_INFORMATION PROVIDED:_
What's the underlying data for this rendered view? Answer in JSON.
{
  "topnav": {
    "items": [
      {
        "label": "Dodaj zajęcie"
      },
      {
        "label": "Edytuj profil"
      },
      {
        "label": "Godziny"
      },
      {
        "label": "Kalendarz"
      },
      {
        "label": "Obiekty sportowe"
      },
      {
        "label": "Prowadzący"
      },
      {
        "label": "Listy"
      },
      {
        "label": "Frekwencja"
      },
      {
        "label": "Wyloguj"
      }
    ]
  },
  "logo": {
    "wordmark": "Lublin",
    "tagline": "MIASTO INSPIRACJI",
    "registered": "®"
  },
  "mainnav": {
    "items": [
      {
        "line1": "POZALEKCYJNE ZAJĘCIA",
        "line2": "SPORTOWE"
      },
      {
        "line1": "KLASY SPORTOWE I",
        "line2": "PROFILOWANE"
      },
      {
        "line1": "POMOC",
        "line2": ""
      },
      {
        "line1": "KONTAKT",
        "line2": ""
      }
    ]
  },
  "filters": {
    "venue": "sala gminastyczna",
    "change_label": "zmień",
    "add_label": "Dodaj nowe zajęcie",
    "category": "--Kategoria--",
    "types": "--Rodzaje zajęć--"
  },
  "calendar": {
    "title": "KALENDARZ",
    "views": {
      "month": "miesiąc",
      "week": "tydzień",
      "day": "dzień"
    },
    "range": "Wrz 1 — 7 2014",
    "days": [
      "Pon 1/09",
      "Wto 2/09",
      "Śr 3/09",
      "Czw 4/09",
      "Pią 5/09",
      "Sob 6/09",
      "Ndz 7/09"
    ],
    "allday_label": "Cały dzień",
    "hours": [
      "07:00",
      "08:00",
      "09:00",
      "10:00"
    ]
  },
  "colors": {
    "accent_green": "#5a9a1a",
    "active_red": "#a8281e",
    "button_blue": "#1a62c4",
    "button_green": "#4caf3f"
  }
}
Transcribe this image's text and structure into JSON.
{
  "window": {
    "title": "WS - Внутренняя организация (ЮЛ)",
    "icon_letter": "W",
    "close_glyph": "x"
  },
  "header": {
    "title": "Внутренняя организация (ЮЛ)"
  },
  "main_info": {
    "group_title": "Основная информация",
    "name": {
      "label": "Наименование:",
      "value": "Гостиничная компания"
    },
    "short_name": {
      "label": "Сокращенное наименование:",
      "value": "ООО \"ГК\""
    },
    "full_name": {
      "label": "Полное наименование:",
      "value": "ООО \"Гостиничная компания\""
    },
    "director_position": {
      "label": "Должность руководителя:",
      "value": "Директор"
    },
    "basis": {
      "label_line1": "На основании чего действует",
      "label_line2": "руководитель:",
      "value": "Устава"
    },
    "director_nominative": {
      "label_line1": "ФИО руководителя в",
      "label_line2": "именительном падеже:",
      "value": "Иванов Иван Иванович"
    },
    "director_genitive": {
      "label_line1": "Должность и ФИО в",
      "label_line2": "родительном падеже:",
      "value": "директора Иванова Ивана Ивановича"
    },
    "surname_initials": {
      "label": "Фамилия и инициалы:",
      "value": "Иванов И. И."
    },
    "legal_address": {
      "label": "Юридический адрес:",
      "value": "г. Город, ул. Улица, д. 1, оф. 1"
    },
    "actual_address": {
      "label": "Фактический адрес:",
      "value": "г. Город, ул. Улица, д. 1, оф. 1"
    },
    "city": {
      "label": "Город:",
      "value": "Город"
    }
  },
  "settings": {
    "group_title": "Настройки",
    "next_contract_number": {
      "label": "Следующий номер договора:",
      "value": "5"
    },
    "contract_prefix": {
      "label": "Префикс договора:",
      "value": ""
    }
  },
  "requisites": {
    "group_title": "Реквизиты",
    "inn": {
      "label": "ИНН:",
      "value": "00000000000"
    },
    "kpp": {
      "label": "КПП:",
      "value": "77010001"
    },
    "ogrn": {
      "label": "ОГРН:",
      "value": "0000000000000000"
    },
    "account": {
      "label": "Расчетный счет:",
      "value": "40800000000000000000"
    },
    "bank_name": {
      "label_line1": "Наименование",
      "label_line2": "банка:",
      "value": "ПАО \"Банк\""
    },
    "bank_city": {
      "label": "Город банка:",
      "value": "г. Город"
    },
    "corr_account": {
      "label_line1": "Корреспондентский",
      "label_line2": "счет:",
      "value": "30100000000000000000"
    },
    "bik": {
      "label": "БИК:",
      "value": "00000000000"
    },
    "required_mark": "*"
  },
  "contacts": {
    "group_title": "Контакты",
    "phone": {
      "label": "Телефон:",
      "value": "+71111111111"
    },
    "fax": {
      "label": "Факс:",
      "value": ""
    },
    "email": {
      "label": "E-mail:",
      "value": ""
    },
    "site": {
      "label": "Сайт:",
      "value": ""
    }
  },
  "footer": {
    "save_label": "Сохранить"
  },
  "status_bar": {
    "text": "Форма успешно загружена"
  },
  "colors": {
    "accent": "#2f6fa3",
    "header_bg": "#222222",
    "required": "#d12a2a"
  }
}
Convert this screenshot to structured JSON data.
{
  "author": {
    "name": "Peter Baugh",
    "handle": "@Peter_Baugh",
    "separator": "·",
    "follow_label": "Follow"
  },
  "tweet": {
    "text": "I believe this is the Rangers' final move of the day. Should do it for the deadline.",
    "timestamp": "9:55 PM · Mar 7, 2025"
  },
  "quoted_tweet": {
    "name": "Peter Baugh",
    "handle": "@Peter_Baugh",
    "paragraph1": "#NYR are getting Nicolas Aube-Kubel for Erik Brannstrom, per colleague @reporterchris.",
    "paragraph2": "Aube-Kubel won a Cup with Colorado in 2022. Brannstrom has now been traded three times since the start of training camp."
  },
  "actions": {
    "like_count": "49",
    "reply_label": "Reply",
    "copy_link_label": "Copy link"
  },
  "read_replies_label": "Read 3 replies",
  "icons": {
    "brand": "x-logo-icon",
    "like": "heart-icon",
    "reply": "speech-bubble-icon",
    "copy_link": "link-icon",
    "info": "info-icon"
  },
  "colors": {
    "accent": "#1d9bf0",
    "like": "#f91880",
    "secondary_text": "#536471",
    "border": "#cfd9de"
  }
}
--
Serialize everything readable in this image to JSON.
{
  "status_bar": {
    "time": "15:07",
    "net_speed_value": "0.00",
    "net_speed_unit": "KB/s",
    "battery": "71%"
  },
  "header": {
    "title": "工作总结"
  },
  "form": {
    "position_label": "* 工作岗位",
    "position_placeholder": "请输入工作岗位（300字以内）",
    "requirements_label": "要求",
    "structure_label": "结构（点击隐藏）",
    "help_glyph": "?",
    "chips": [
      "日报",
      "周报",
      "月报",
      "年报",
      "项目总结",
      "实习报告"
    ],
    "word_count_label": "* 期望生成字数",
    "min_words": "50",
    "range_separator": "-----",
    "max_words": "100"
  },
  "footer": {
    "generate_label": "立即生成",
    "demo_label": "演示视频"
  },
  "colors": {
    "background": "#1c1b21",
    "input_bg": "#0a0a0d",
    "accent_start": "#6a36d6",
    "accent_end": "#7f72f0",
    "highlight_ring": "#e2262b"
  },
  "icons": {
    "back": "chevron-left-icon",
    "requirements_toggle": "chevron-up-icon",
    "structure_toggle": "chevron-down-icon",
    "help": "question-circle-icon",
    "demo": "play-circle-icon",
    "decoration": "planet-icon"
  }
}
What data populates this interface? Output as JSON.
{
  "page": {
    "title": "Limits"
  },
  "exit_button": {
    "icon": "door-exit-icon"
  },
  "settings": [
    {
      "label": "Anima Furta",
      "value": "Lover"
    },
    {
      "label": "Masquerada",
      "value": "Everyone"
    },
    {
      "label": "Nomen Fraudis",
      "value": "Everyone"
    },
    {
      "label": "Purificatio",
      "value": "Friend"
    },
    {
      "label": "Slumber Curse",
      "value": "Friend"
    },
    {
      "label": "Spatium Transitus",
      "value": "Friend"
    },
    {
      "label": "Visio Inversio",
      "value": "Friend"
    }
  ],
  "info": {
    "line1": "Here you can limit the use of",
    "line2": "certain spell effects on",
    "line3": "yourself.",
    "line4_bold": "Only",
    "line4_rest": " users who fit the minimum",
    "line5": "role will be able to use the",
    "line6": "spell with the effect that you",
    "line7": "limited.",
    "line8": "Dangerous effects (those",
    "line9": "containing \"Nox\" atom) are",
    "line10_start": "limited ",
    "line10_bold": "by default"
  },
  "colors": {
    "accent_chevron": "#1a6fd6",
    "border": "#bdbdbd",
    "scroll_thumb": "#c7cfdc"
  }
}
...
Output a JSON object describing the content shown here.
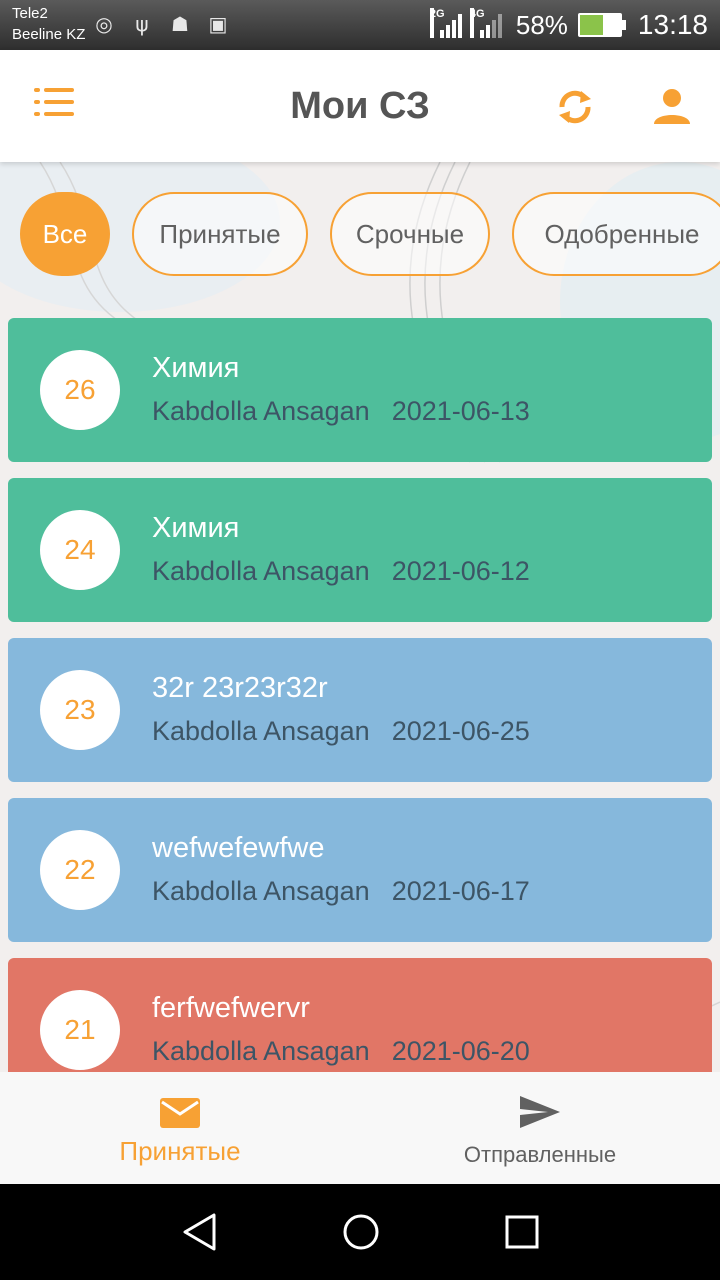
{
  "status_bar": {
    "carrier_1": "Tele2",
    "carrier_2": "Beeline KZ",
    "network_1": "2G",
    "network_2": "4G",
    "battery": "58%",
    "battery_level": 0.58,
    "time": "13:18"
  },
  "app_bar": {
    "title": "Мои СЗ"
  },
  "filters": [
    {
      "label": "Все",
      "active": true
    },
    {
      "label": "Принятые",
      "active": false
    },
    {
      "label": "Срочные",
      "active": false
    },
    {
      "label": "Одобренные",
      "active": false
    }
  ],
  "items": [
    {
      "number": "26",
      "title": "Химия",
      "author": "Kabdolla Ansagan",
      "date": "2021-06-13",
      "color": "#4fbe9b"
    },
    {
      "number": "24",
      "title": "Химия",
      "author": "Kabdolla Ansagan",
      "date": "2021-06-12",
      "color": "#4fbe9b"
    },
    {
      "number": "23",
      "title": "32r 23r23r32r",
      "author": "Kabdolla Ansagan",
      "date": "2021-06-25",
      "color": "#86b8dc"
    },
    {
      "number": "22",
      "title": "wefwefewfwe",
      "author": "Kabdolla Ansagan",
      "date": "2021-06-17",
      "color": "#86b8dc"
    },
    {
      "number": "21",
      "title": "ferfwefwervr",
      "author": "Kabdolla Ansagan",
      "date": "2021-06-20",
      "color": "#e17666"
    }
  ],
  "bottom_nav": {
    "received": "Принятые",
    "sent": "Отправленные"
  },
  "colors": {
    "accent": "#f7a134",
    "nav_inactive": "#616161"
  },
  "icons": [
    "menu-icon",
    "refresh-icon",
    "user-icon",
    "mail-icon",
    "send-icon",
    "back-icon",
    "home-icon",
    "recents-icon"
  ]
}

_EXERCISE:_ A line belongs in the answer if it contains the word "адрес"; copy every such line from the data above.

_EXERCISE SOLUTION:_
      "label": "Юридический адрес:",
      "label": "Фактический адрес:",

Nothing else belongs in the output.